Extreme weather and climate events can be catastrophic not only when a single climate variable approaches extreme levels, but also when rare combinations of multiple variables compound to produce dangerous conditions. For instance, heat waves are especially hazardous when high temperatures coincide with high relative humidity. Understanding the risk of such events necessitates developing statistical methods to capture the behavior of tails of multivariate distributions. Our research seeks to quantify uncertainty in estimates of the extreme p-isolines of bivariate probability distributions, that is, bivariate thresholds that are jointly exceeded with some small probability p.
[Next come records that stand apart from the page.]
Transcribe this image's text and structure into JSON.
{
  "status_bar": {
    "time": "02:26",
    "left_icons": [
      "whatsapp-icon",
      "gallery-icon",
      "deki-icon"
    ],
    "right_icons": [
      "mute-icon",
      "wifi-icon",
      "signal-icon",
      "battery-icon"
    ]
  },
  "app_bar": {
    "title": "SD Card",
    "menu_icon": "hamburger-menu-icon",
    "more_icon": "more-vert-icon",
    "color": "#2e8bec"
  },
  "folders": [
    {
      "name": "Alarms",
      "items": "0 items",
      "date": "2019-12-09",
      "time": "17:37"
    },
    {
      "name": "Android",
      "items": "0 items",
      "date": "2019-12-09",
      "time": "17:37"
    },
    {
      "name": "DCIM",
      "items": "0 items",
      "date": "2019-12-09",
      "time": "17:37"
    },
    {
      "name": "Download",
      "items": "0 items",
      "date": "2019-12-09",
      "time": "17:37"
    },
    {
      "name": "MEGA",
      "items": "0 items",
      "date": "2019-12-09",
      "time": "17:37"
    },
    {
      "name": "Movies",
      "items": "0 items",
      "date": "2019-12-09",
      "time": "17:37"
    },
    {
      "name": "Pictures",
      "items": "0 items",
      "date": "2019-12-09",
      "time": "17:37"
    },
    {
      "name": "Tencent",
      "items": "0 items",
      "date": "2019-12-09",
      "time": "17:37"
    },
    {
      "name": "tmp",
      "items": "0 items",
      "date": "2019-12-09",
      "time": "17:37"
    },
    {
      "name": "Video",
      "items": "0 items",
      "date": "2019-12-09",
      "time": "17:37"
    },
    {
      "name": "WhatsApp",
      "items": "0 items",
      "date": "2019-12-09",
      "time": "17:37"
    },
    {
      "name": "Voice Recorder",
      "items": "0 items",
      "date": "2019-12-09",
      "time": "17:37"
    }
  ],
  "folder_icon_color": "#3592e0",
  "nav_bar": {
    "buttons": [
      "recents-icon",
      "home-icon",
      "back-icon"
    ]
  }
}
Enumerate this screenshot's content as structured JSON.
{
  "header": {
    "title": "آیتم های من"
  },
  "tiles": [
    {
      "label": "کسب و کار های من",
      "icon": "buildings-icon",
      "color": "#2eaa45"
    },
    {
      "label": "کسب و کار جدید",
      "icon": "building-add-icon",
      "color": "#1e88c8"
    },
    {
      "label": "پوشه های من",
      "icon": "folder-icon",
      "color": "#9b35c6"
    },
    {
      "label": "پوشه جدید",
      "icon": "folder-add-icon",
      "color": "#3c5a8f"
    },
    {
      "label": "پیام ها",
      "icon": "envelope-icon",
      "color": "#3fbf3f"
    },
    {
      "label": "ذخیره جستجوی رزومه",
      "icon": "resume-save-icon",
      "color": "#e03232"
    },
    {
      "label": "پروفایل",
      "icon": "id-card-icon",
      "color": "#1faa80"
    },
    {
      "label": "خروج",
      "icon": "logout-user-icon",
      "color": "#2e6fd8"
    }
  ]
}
Several methods to estimate such isolines given geophysical data exist, but little work has been done to quantify their uncertainty in a rigorous manner. Relying on isoline estimates without considering uncertainty may lead, for example, to overestimating the return time of lethal combinations of heat and humidity, leaving societies unprepared for the early arrival of a “once-per-thousand-years” heat wave event. We explain the theory behind our method, showcase preliminary simulation results demonstrating the desired coverage guarantees on known distributions, and discuss open theoretical and methodological challenges. We also describe potential uses of this method on real datasets, including the detection of climate-change-driven shifts in the severity of multivariate extreme weather and climate events.